    More power to her for getting a publisher to find her big adventure- but I’m not sure I’d have wanted to fund my own big adventure that way. Of course, since my husband and I had to fund our “drop everything and go travel” experience ourselves, we stayed in cheaper places and only went for 4 months. But we got to go where the experiences took us, without an pressure to make it fit into a nice narrative later!

    • ARC says:

      Hehe “only” 4 months. That seems SO long to me (and how awesome for you!). I think it’s way better when you’re not doing it for work of any type.

    • Mo Willems wrote an entertaining book about his travels… not a best-seller though, and not pre-funded.

    • hush says:

      Sheesh, Gilbert has a lot of haters for earning a huge book advance. We all know that would not be the case were she a man, but I digress.

      Like @Cloud, I say “more power to her”! Even though I greatly disliked the book, I’m proud of any previously-unfamous woman like Gilbert who can actually earn the right, all by herself thank you very much, to a large book advance for writing about something outside the norms of what society says women memoirists are supposed to write about (i.e. their kids, their looks, their diet and exercise plan because they hate their bodies, how they enjoy crafting, blah blah snore).

      She was 100% clear about the existence of the advance in her book – that’s how she explains her ability to fund the trip despite being a broke soon-to-be-divorcee. But honestly, so what? Sounds like some folks need to get a lot more comfortable with their idea of women getting paid what they’re worth. What a fantastic investment she was for her prescient publisher.

      Laura, I think your criticisms about the name-changing are perhaps best understood as the residue of way too much attorney input and concomitant CYA-ing. ;) Just as my criticisms that she buried the lede by saying nothing about whatever it was in her starter marriage that caused her to ponder the tiles on her bathroom floor are also probably best understood that way.

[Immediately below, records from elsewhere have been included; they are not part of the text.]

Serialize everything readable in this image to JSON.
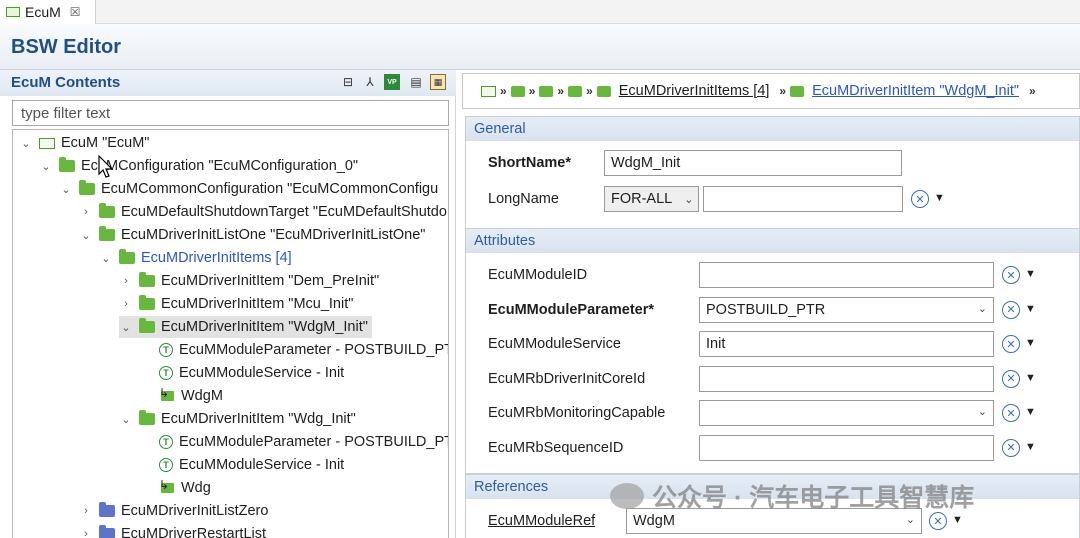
{
  "tab": {
    "label": "EcuM",
    "close": "☒"
  },
  "header": {
    "title": "BSW Editor"
  },
  "left": {
    "title": "EcuM Contents",
    "filter_placeholder": "type filter text",
    "tree": [
      {
        "level": 0,
        "twisty": "⌄",
        "icon": "module",
        "label": "EcuM \"EcuM\""
      },
      {
        "level": 1,
        "twisty": "⌄",
        "icon": "folder",
        "label": "EcuMConfiguration \"EcuMConfiguration_0\""
      },
      {
        "level": 2,
        "twisty": "⌄",
        "icon": "folder",
        "label": "EcuMCommonConfiguration \"EcuMCommonConfigu"
      },
      {
        "level": 3,
        "twisty": "›",
        "icon": "folder",
        "label": "EcuMDefaultShutdownTarget \"EcuMDefaultShutdo"
      },
      {
        "level": 3,
        "twisty": "⌄",
        "icon": "folder",
        "label": "EcuMDriverInitListOne \"EcuMDriverInitListOne\""
      },
      {
        "level": 4,
        "twisty": "⌄",
        "icon": "folder",
        "label": "EcuMDriverInitItems [4]",
        "link": true
      },
      {
        "level": 5,
        "twisty": "›",
        "icon": "folder",
        "label": "EcuMDriverInitItem \"Dem_PreInit\""
      },
      {
        "level": 5,
        "twisty": "›",
        "icon": "folder",
        "label": "EcuMDriverInitItem \"Mcu_Init\""
      },
      {
        "level": 5,
        "twisty": "⌄",
        "icon": "folder",
        "label": "EcuMDriverInitItem \"WdgM_Init\"",
        "selected": true
      },
      {
        "level": 6,
        "twisty": "",
        "icon": "text",
        "label": "EcuMModuleParameter - POSTBUILD_PTR"
      },
      {
        "level": 6,
        "twisty": "",
        "icon": "text",
        "label": "EcuMModuleService - Init"
      },
      {
        "level": 6,
        "twisty": "",
        "icon": "ref",
        "label": "WdgM"
      },
      {
        "level": 5,
        "twisty": "⌄",
        "icon": "folder",
        "label": "EcuMDriverInitItem \"Wdg_Init\""
      },
      {
        "level": 6,
        "twisty": "",
        "icon": "text",
        "label": "EcuMModuleParameter - POSTBUILD_PTR"
      },
      {
        "level": 6,
        "twisty": "",
        "icon": "text",
        "label": "EcuMModuleService - Init"
      },
      {
        "level": 6,
        "twisty": "",
        "icon": "ref",
        "label": "Wdg"
      },
      {
        "level": 3,
        "twisty": "›",
        "icon": "folder-blue",
        "label": "EcuMDriverInitListZero"
      },
      {
        "level": 3,
        "twisty": "›",
        "icon": "folder-blue",
        "label": "EcuMDriverRestartList"
      }
    ]
  },
  "breadcrumb": {
    "sep": "»",
    "items_link": "EcuMDriverInitItems [4]",
    "current": "EcuMDriverInitItem \"WdgM_Init\""
  },
  "general": {
    "title": "General",
    "shortname_label": "ShortName*",
    "shortname_value": "WdgM_Init",
    "longname_label": "LongName",
    "longname_lang": "FOR-ALL",
    "longname_value": ""
  },
  "attributes": {
    "title": "Attributes",
    "rows": [
      {
        "label": "EcuMModuleID",
        "value": "",
        "bold": false,
        "select": false
      },
      {
        "label": "EcuMModuleParameter*",
        "value": "POSTBUILD_PTR",
        "bold": true,
        "select": true
      },
      {
        "label": "EcuMModuleService",
        "value": "Init",
        "bold": false,
        "select": false
      },
      {
        "label": "EcuMRbDriverInitCoreId",
        "value": "",
        "bold": false,
        "select": false
      },
      {
        "label": "EcuMRbMonitoringCapable",
        "value": "",
        "bold": false,
        "select": true
      },
      {
        "label": "EcuMRbSequenceID",
        "value": "",
        "bold": false,
        "select": false
      }
    ]
  },
  "references": {
    "title": "References",
    "label": "EcuMModuleRef",
    "value": "WdgM"
  },
  "watermark": "公众号 · 汽车电子工具智慧库"
}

  6. “If I challenged you to live your life over the next year in such a way that it would create a good story — and gave you six-figures to do so — you might do things differently than you otherwise would.”

    This comment reminds me what I’ve always wondered about the journal I’ve kept since I was nine. How is my life different for having taken notes on it all this time?

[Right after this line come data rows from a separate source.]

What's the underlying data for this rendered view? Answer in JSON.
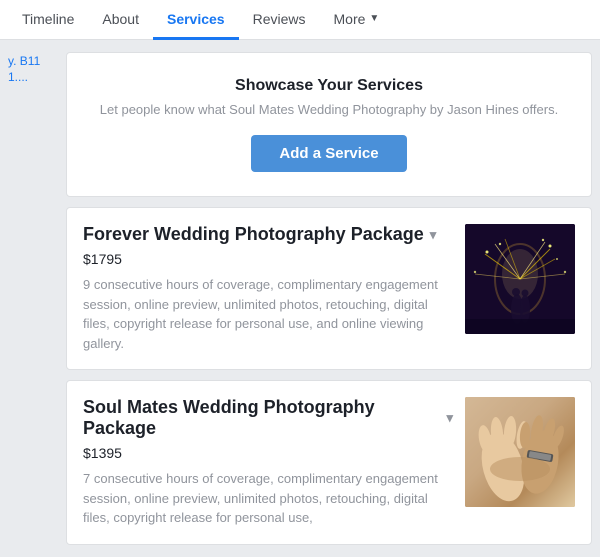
{
  "nav": {
    "tabs": [
      {
        "label": "Timeline",
        "active": false
      },
      {
        "label": "About",
        "active": false
      },
      {
        "label": "Services",
        "active": true
      },
      {
        "label": "Reviews",
        "active": false
      },
      {
        "label": "More",
        "active": false,
        "hasDropdown": true
      }
    ]
  },
  "sidebar": {
    "text": "y. B111...."
  },
  "showcase": {
    "title": "Showcase Your Services",
    "subtitle": "Let people know what Soul Mates Wedding Photography by Jason Hines offers.",
    "button_label": "Add a Service"
  },
  "services": [
    {
      "id": "service-1",
      "title": "Forever Wedding Photography Package",
      "price": "$1795",
      "description": "9 consecutive hours of coverage, complimentary engagement session, online preview, unlimited photos, retouching, digital files, copyright release for personal use, and online viewing gallery.",
      "image_alt": "wedding-sparklers-photo"
    },
    {
      "id": "service-2",
      "title": "Soul Mates Wedding Photography Package",
      "price": "$1395",
      "description": "7 consecutive hours of coverage, complimentary engagement session, online preview, unlimited photos, retouching, digital files, copyright release for personal use,",
      "image_alt": "wedding-hands-photo"
    }
  ]
}
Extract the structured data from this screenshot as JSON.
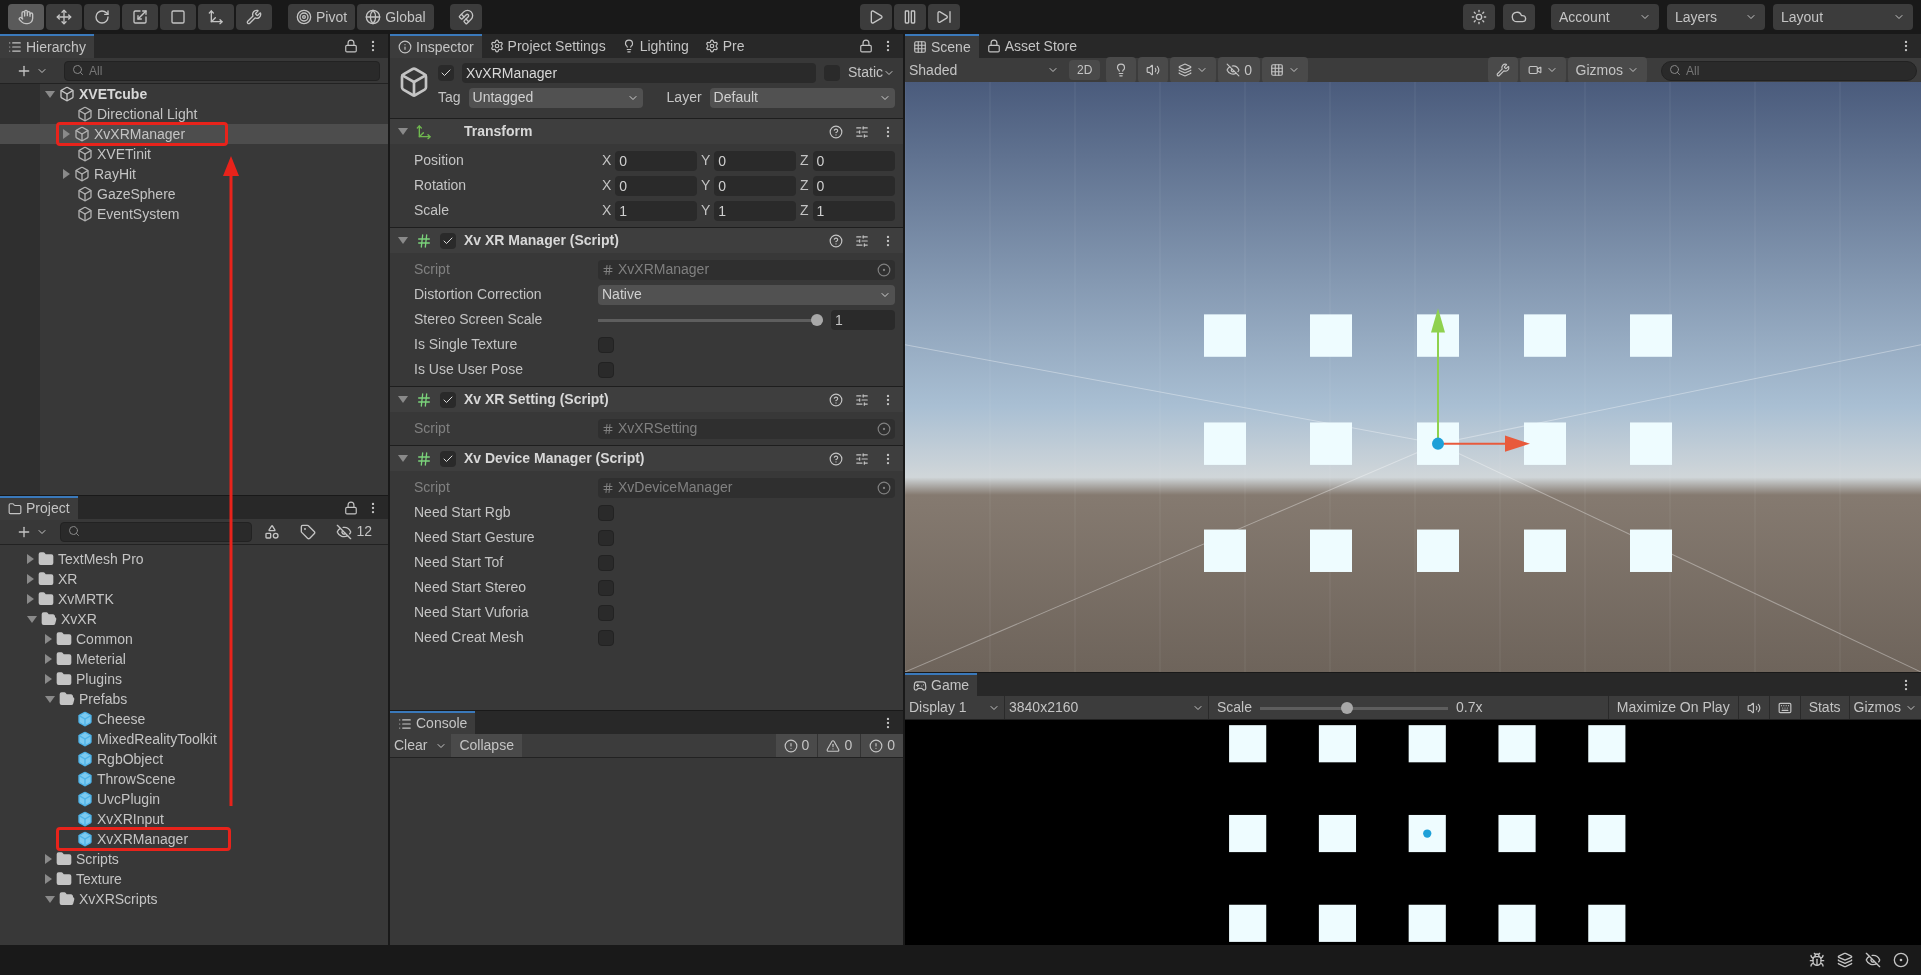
{
  "toolbar": {
    "tools": [
      {
        "kind": "hand",
        "selected": true
      },
      {
        "kind": "move",
        "selected": false
      },
      {
        "kind": "rotate",
        "selected": false
      },
      {
        "kind": "scale",
        "selected": false
      },
      {
        "kind": "rect",
        "selected": false
      },
      {
        "kind": "transform",
        "selected": false
      },
      {
        "kind": "custom",
        "selected": false
      }
    ],
    "pivot": "Pivot",
    "global": "Global",
    "account": "Account",
    "layers": "Layers",
    "layout": "Layout"
  },
  "hierarchy": {
    "title": "Hierarchy",
    "search": {
      "placeholder": "All"
    },
    "tree": [
      {
        "name": "XVETcube",
        "kind": "scene",
        "expanded": true,
        "selected": false,
        "annotated": false,
        "children": [
          {
            "name": "Directional Light",
            "kind": "object",
            "selected": false,
            "annotated": false
          },
          {
            "name": "XvXRManager",
            "kind": "object",
            "expanded": false,
            "selected": true,
            "annotated": true
          },
          {
            "name": "XVETinit",
            "kind": "object",
            "selected": false,
            "annotated": false
          },
          {
            "name": "RayHit",
            "kind": "object",
            "expanded": false,
            "selected": false,
            "annotated": false
          },
          {
            "name": "GazeSphere",
            "kind": "object",
            "selected": false,
            "annotated": false
          },
          {
            "name": "EventSystem",
            "kind": "object",
            "selected": false,
            "annotated": false
          }
        ]
      }
    ]
  },
  "project": {
    "title": "Project",
    "hidden_count": "12",
    "tree": [
      {
        "name": "TextMesh Pro",
        "kind": "folder",
        "expanded": false,
        "annotated": false
      },
      {
        "name": "XR",
        "kind": "folder",
        "expanded": false,
        "annotated": false
      },
      {
        "name": "XvMRTK",
        "kind": "folder",
        "expanded": false,
        "annotated": false
      },
      {
        "name": "XvXR",
        "kind": "folder",
        "expanded": true,
        "annotated": false,
        "children": [
          {
            "name": "Common",
            "kind": "folder",
            "expanded": false,
            "annotated": false
          },
          {
            "name": "Meterial",
            "kind": "folder",
            "expanded": false,
            "annotated": false
          },
          {
            "name": "Plugins",
            "kind": "folder",
            "expanded": false,
            "annotated": false
          },
          {
            "name": "Prefabs",
            "kind": "folder",
            "expanded": true,
            "annotated": false,
            "children": [
              {
                "name": "Cheese",
                "kind": "prefab",
                "annotated": false
              },
              {
                "name": "MixedRealityToolkit",
                "kind": "prefab",
                "annotated": false
              },
              {
                "name": "RgbObject",
                "kind": "prefab",
                "annotated": false
              },
              {
                "name": "ThrowScene",
                "kind": "prefab",
                "annotated": false
              },
              {
                "name": "UvcPlugin",
                "kind": "prefab",
                "annotated": false
              },
              {
                "name": "XvXRInput",
                "kind": "prefab",
                "annotated": false
              },
              {
                "name": "XvXRManager",
                "kind": "prefab",
                "annotated": true
              }
            ]
          },
          {
            "name": "Scripts",
            "kind": "folder",
            "expanded": false,
            "annotated": false
          },
          {
            "name": "Texture",
            "kind": "folder",
            "expanded": false,
            "annotated": false
          },
          {
            "name": "XvXRScripts",
            "kind": "folder",
            "expanded": true,
            "annotated": false
          }
        ]
      }
    ]
  },
  "inspector": {
    "tabs": [
      {
        "label": "Inspector",
        "selected": true
      },
      {
        "label": "Project Settings",
        "selected": false
      },
      {
        "label": "Lighting",
        "selected": false
      },
      {
        "label": "Pre",
        "selected": false
      }
    ],
    "object": {
      "name": "XvXRManager",
      "active": true,
      "static_label": "Static",
      "static": false,
      "tag_label": "Tag",
      "tag": "Untagged",
      "layer_label": "Layer",
      "layer": "Default"
    },
    "transform": {
      "title": "Transform",
      "rows": [
        {
          "label": "Position",
          "values": [
            {
              "axis": "X",
              "value": "0"
            },
            {
              "axis": "Y",
              "value": "0"
            },
            {
              "axis": "Z",
              "value": "0"
            }
          ]
        },
        {
          "label": "Rotation",
          "values": [
            {
              "axis": "X",
              "value": "0"
            },
            {
              "axis": "Y",
              "value": "0"
            },
            {
              "axis": "Z",
              "value": "0"
            }
          ]
        },
        {
          "label": "Scale",
          "values": [
            {
              "axis": "X",
              "value": "1"
            },
            {
              "axis": "Y",
              "value": "1"
            },
            {
              "axis": "Z",
              "value": "1"
            }
          ]
        }
      ]
    },
    "components": [
      {
        "title": "Xv XR Manager (Script)",
        "enabled": true,
        "fields": [
          {
            "kind": "object",
            "label": "Script",
            "value": "XvXRManager"
          },
          {
            "kind": "dropdown",
            "label": "Distortion Correction",
            "value": "Native"
          },
          {
            "kind": "slider",
            "label": "Stereo Screen Scale",
            "level": 1,
            "value": "1"
          },
          {
            "kind": "checkbox",
            "label": "Is Single Texture",
            "checked": false
          },
          {
            "kind": "checkbox",
            "label": "Is Use User Pose",
            "checked": false
          }
        ]
      },
      {
        "title": "Xv XR Setting (Script)",
        "enabled": true,
        "fields": [
          {
            "kind": "object",
            "label": "Script",
            "value": "XvXRSetting"
          }
        ]
      },
      {
        "title": "Xv Device Manager (Script)",
        "enabled": true,
        "fields": [
          {
            "kind": "object",
            "label": "Script",
            "value": "XvDeviceManager"
          },
          {
            "kind": "checkbox",
            "label": "Need Start Rgb",
            "checked": false
          },
          {
            "kind": "checkbox",
            "label": "Need Start Gesture",
            "checked": false
          },
          {
            "kind": "checkbox",
            "label": "Need Start Tof",
            "checked": false
          },
          {
            "kind": "checkbox",
            "label": "Need Start Stereo",
            "checked": false
          },
          {
            "kind": "checkbox",
            "label": "Need Start Vuforia",
            "checked": false
          },
          {
            "kind": "checkbox",
            "label": "Need Creat Mesh",
            "checked": false
          }
        ]
      }
    ]
  },
  "console": {
    "title": "Console",
    "clear": "Clear",
    "collapse": "Collapse",
    "collapse_on": false,
    "logs": "0",
    "warnings": "0",
    "errors": "0"
  },
  "scene": {
    "tabs": [
      {
        "label": "Scene",
        "selected": true
      },
      {
        "label": "Asset Store",
        "selected": false
      }
    ],
    "shading": "Shaded",
    "mode_2d": "2D",
    "mode_2d_on": false,
    "hidden_count": "0",
    "gizmos": "Gizmos",
    "search": {
      "placeholder": "All"
    }
  },
  "game": {
    "title": "Game",
    "display": "Display 1",
    "resolution": "3840x2160",
    "scale_label": "Scale",
    "scale": {
      "level": 0.46
    },
    "scale_value": "0.7x",
    "maximize": "Maximize On Play",
    "stats": "Stats",
    "gizmos": "Gizmos"
  }
}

    I bet the determination to make it a good story is much of the reason it’s held my interest.

  7. This guy apparently didn’t do the “get paid to (pretend to) find yourself” right: http://www.theverge.com/2013/5/1/4279674/im-still-here-back-online-after-a-year-without-the-internet

    Oops!